RECORDS =
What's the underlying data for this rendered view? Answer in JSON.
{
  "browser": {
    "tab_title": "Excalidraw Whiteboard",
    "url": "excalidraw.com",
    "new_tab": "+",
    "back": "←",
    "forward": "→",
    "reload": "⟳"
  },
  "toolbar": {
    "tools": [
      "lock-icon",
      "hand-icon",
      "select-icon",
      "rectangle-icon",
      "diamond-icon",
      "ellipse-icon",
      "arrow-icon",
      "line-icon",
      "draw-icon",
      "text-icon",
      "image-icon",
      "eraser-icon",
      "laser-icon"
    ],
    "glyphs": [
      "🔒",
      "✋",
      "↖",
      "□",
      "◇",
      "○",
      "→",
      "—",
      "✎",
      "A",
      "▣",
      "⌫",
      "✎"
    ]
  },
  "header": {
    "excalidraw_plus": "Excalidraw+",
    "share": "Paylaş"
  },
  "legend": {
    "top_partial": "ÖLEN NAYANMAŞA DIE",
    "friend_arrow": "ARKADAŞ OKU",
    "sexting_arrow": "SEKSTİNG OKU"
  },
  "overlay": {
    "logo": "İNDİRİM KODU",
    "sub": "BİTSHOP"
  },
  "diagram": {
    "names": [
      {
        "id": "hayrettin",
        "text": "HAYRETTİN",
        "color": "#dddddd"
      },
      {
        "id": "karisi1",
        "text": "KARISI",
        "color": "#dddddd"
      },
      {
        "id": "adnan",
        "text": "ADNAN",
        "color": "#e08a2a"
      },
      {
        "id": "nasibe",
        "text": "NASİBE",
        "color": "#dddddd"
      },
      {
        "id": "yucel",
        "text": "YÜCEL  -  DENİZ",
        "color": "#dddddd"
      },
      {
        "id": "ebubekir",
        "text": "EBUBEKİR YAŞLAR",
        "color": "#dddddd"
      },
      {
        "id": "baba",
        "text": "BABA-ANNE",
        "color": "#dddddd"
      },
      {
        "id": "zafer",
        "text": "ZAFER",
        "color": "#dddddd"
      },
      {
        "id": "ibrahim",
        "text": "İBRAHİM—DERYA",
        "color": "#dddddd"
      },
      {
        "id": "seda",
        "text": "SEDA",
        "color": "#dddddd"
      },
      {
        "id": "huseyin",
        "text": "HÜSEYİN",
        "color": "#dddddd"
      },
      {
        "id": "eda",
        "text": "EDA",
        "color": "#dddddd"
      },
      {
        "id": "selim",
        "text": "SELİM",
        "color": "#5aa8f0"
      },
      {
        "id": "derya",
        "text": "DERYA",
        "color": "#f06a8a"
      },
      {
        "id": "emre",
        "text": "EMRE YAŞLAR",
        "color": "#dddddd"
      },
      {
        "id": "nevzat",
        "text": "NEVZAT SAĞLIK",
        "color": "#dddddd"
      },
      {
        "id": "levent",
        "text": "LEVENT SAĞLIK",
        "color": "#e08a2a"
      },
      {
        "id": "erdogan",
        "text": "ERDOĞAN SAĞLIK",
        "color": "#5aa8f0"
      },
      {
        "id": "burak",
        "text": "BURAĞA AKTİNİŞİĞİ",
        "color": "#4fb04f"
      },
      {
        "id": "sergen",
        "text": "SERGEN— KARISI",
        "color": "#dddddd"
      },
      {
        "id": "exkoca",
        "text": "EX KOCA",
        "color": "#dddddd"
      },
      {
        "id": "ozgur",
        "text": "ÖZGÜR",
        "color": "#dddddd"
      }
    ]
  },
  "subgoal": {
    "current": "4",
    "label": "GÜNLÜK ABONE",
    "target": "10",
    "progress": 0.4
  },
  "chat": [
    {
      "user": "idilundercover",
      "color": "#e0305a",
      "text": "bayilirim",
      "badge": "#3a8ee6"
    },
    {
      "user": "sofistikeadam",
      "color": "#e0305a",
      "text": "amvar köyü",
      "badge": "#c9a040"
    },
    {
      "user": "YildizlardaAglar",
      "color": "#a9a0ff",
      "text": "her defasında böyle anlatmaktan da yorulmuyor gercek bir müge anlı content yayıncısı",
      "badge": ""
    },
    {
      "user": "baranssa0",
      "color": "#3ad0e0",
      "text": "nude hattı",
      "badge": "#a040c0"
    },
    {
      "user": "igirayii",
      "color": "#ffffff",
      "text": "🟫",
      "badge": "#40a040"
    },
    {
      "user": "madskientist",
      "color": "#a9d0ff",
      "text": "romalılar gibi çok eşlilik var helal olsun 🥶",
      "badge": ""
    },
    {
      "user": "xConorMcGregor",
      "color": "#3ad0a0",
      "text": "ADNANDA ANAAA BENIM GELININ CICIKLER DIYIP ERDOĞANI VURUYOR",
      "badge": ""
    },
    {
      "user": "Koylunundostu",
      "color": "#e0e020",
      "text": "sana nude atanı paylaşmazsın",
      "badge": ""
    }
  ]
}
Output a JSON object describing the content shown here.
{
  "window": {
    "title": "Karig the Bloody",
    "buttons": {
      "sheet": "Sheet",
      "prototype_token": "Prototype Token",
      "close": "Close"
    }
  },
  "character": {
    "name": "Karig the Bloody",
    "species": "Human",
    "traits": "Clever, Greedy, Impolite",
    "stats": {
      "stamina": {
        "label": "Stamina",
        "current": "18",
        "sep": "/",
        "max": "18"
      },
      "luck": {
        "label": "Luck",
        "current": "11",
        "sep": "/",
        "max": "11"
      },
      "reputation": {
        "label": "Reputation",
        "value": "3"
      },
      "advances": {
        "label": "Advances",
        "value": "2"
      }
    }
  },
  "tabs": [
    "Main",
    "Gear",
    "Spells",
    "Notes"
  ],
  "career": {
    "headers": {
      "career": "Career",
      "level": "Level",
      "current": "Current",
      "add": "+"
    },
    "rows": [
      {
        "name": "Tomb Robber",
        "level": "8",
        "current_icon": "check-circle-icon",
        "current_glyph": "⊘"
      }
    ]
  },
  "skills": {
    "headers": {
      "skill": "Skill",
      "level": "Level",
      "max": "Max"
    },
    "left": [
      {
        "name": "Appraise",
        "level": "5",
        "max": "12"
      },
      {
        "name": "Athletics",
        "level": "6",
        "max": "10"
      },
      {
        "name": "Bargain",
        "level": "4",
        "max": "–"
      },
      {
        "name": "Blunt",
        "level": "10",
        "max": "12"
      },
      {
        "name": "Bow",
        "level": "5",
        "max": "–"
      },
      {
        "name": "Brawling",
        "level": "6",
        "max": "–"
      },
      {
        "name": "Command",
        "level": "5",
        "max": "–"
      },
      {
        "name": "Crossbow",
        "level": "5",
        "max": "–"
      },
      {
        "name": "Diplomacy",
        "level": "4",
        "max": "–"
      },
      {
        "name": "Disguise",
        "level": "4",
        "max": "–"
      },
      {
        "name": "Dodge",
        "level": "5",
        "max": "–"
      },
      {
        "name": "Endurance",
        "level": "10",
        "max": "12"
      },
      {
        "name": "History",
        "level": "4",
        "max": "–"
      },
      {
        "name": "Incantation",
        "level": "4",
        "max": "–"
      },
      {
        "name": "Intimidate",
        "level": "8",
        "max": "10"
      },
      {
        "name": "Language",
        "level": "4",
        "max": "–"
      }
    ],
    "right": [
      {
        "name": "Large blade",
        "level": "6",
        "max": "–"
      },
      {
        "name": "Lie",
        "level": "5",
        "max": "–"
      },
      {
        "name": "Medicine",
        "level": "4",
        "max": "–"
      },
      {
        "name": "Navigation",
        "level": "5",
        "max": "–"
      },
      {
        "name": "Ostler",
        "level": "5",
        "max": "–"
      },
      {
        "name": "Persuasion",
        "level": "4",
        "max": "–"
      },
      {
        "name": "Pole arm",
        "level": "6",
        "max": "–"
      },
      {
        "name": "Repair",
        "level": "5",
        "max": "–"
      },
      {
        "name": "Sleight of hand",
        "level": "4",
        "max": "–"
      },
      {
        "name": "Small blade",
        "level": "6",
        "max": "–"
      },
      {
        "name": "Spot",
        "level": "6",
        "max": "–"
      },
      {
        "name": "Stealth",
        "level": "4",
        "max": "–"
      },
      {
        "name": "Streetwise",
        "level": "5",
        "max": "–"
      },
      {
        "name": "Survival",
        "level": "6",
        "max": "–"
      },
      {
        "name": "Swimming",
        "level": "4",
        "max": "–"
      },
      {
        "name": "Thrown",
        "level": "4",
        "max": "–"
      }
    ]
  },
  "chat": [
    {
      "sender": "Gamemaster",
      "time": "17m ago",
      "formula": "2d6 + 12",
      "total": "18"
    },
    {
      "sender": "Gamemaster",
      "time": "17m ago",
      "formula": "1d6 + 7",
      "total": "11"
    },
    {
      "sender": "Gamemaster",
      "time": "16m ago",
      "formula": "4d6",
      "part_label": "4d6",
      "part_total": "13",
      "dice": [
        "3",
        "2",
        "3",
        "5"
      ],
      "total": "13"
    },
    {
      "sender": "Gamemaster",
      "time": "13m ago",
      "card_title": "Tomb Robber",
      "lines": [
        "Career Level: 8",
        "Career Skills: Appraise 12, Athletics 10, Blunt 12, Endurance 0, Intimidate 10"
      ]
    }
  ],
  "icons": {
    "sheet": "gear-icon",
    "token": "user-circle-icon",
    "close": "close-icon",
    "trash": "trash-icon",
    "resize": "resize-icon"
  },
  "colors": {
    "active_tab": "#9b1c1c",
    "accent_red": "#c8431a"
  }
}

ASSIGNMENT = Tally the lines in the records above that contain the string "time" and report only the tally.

COMPLETED EXERCISE = 4